Crawley Town fan Geoff Thornton gives his news in  his new column SUS-150216-162649002
Crawley Town fan Geoff Thornton gives his news in his new column SUS-150216-162649002

The clash of the Beast From The East and Winter Storm Emma was climactic – pun very much intended.

Crawley Town’s match with Wycombe Wanderers was called off because of a frozen pitch along with the vast majority of fixtures across the country.

I admit to being secretly pleased at being allowed some extra recovery time from my accident but disappointed that the club’s enterprise in laying frost covers went unrewarded.

I also chuckled that they planned the pitch inspection for the day with the worst forecast.

The decimation of the fixture list unsurprisingly raised the question of a winter break.

The stupidity of that idea is shown by the fact that it is now spring in meteorological terms.

We all know you cannot legislate for the weather in this country and it would be crass to sit out a planned break in January to then find pitches unplayable through frost or snow in February.

I wonder if we are trying to fit in too much football. The fixture lists are overcrowded in my opinion.

The time was when the winter game was played from September to April but now it is August to May.

The top clubs whinge about having to play twice in four days but can’t wait to jet off to their lucrative summer tournaments.

Today’s Premier League is all about making money as evidenced by the ludicrous sums paid out in transfer fees and in player salaries.

As you drop through the divisions down to parks football, the game is more honest and it is the football itself that is most important.

Attaining more quality might be helped by reducing quantity.

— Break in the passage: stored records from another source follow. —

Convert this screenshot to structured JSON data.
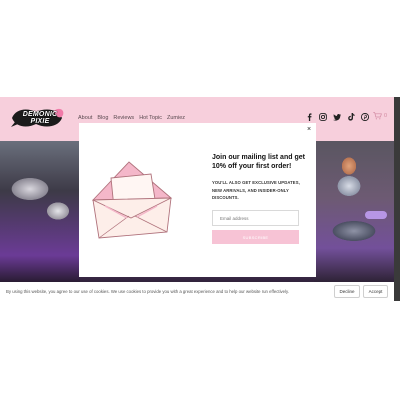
{
  "brand": {
    "logo_text": "DEMONIC\nPIXIE"
  },
  "nav": {
    "items": [
      "About",
      "Blog",
      "Reviews",
      "Hot Topic",
      "Zumiez"
    ]
  },
  "social": {
    "icons": [
      "facebook-icon",
      "instagram-icon",
      "twitter-icon",
      "tiktok-icon",
      "pinterest-icon"
    ]
  },
  "cart": {
    "count": "0"
  },
  "modal": {
    "close_symbol": "×",
    "title": "Join our mailing list and get 10% off your first order!",
    "body": "YOU'LL ALSO GET EXCLUSIVE UPDATES, NEW ARRIVALS, AND INSIDER-ONLY DISCOUNTS.",
    "email_placeholder": "Email address",
    "subscribe_label": "SUBSCRIBE"
  },
  "cookie_bar": {
    "text": "By using this website, you agree to our use of cookies. We use cookies to provide you with a great experience and to help our website run effectively.",
    "decline_label": "Decline",
    "accept_label": "Accept"
  },
  "colors": {
    "header_bg": "#f7cfdc",
    "accent": "#f7c3d5",
    "cart": "#d28aa2"
  }
}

The EFL divisions of 24 clubs are too big and it was a shame the recent proposal for five divisions of 20 clubs never got off the ground.

Mathematically 16 teams would be best (any multiple of four) but that’s not enough for the professional game.

I recall a season when I was with Ifield when benign weather was not accompanied by any progress in the cups and one of the teams completed their fixtures in February.

Is there any good reason why clubs should not also play midweek as a matter of course?

This could mean that the various cup competitions need not be seen as an inconvenience and might prompt the fixture compilers to use a bit of common sense and try to reduce travel for away supporters.

It is a lesser evil that it is Wycombe fans who will likely have to play here at 7.45pm on a Tuesday rather than those who support Morecambe.

There are plenty of options available but a rethink to reduce congestion and expense is definitely overdue.